Work item =
Without the images, write out the entries word for word.

Records =
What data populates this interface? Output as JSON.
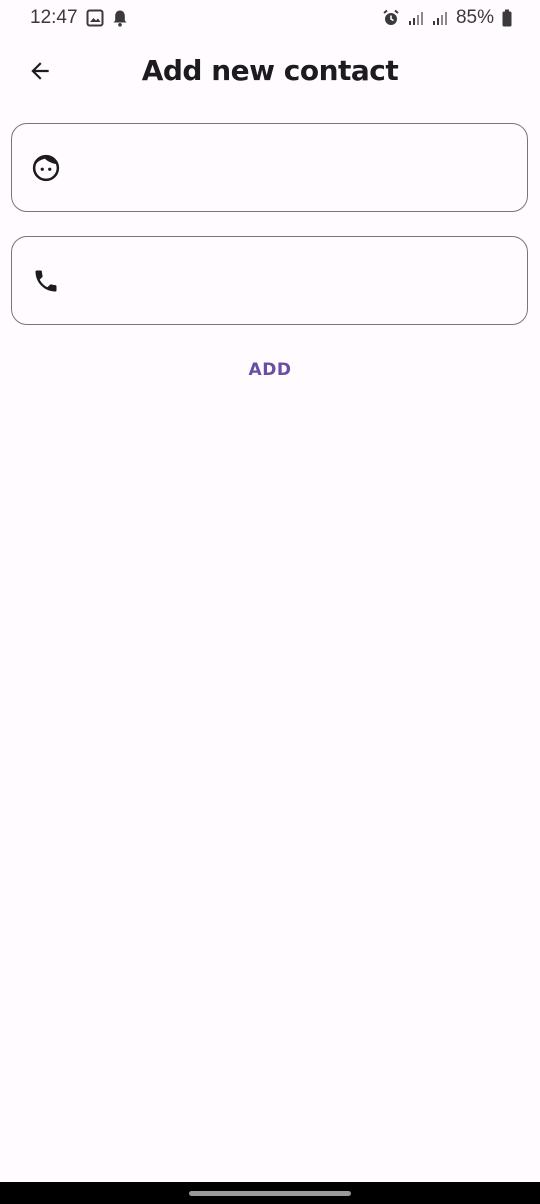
{
  "status_bar": {
    "time": "12:47",
    "battery": "85%",
    "left_icons": [
      "gallery-icon",
      "notification-bell-icon"
    ],
    "right_icons": [
      "alarm-icon",
      "signal-icon",
      "signal-icon",
      "battery-icon"
    ]
  },
  "app_bar": {
    "title": "Add new contact",
    "back_icon": "arrow-back-icon"
  },
  "form": {
    "name_field": {
      "icon": "face-icon",
      "value": "",
      "placeholder": ""
    },
    "phone_field": {
      "icon": "phone-icon",
      "value": "",
      "placeholder": ""
    },
    "add_label": "ADD"
  },
  "colors": {
    "background": "#fffbfe",
    "accent": "#6750a4",
    "outline": "#79747e",
    "text": "#1c1b1f"
  }
}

Task answer =
What data populates this interface? Output as JSON.
{
  "status_bar": {
    "time": "12:47",
    "battery": "85%",
    "left_icons": [
      "gallery-icon",
      "notification-bell-icon"
    ],
    "right_icons": [
      "alarm-icon",
      "signal-icon",
      "signal-icon",
      "battery-icon"
    ]
  },
  "app_bar": {
    "title": "Add new contact",
    "back_icon": "arrow-back-icon"
  },
  "form": {
    "name_field": {
      "icon": "face-icon",
      "value": "",
      "placeholder": ""
    },
    "phone_field": {
      "icon": "phone-icon",
      "value": "",
      "placeholder": ""
    },
    "add_label": "ADD"
  },
  "colors": {
    "background": "#fffbfe",
    "accent": "#6750a4",
    "outline": "#79747e",
    "text": "#1c1b1f"
  }
}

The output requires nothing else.